PROBLEM DESCRIPTION: Find and copy each line of the records where the string "subtitle" shows up.

+++ MATERIALS PROVIDED +++

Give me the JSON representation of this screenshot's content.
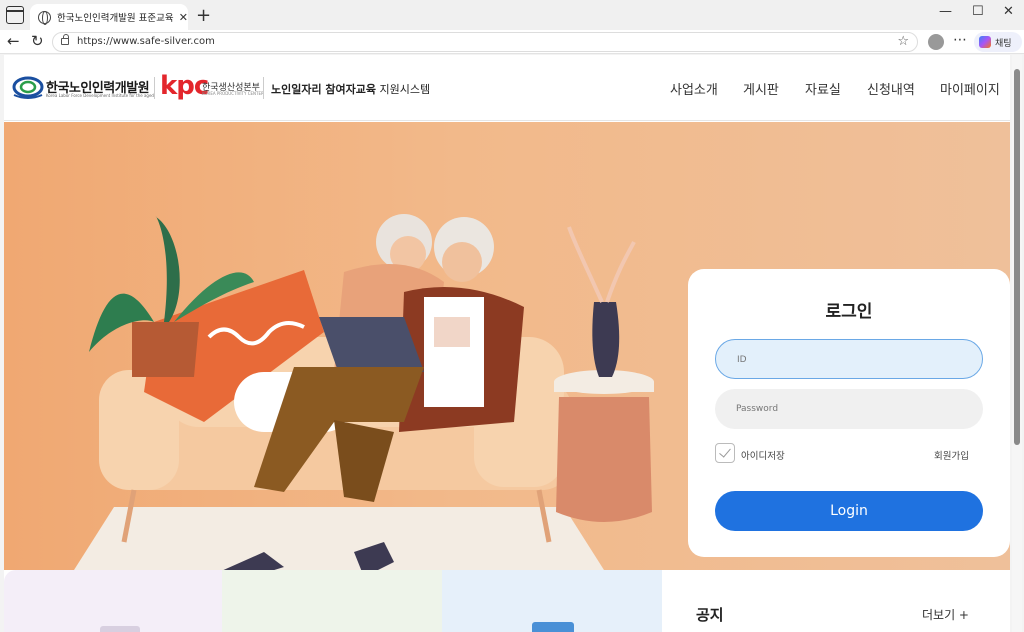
{
  "browser": {
    "tab_title": "한국노인인력개발원 표준교육 시",
    "tab_close": "✕",
    "new_tab": "+",
    "url": "https://www.safe-silver.com",
    "copilot_label": "채팅",
    "window_controls": [
      "—",
      "☐",
      "✕"
    ]
  },
  "header": {
    "logo1_name": "한국노인인력개발원",
    "logo1_sub": "Korea Labor Force Development Institute for the aged",
    "kpc_logo": "kpc",
    "kpc_name": "한국생산성본부",
    "kpc_sub": "KOREA PRODUCTIVITY CENTER",
    "system_title_bold": "노인일자리 참여자교육",
    "system_title_rest": " 지원시스템",
    "menu": [
      "사업소개",
      "게시판",
      "자료실",
      "신청내역",
      "마이페이지"
    ]
  },
  "login": {
    "title": "로그인",
    "id_placeholder": "ID",
    "pw_placeholder": "Password",
    "remember_label": "아이디저장",
    "join_label": "회원가입",
    "button_label": "Login"
  },
  "bottom": {
    "notice_title": "공지",
    "more_label": "더보기 +"
  },
  "colors": {
    "hero_bg": "#f2b98a",
    "login_button": "#1f72e0",
    "id_field_bg": "#e3f0fb",
    "kpc_red": "#e3262c"
  }
}
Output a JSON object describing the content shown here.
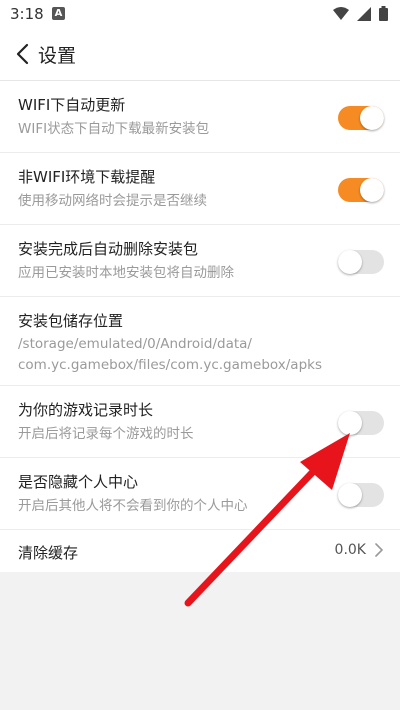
{
  "status_bar": {
    "time": "3:18",
    "notification_glyph": "A",
    "icons": [
      "wifi-icon",
      "signal-icon",
      "battery-icon"
    ]
  },
  "header": {
    "title": "设置",
    "back_icon": "chevron-left-icon"
  },
  "settings": [
    {
      "title": "WIFI下自动更新",
      "subtitle": "WIFI状态下自动下载最新安装包",
      "toggle": "on"
    },
    {
      "title": "非WIFI环境下载提醒",
      "subtitle": "使用移动网络时会提示是否继续",
      "toggle": "on"
    },
    {
      "title": "安装完成后自动删除安装包",
      "subtitle": "应用已安装时本地安装包将自动删除",
      "toggle": "off"
    },
    {
      "title": "安装包储存位置",
      "path_line1": "/storage/emulated/0/Android/data/",
      "path_line2": "com.yc.gamebox/files/com.yc.gamebox/apks"
    },
    {
      "title": "为你的游戏记录时长",
      "subtitle": "开启后将记录每个游戏的时长",
      "toggle": "off"
    },
    {
      "title": "是否隐藏个人中心",
      "subtitle": "开启后其他人将不会看到你的个人中心",
      "toggle": "off"
    },
    {
      "title": "清除缓存",
      "value": "0.0K"
    }
  ],
  "colors": {
    "accent": "#f58b22",
    "toggle_off": "#e3e3e3",
    "annotation_arrow": "#e8141b"
  }
}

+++

OUTPUT:
      "subtitle": "WIFI状态下自动下载最新安装包",
      "subtitle": "使用移动网络时会提示是否继续",
      "subtitle": "应用已安装时本地安装包将自动删除",
      "subtitle": "开启后将记录每个游戏的时长",
      "subtitle": "开启后其他人将不会看到你的个人中心",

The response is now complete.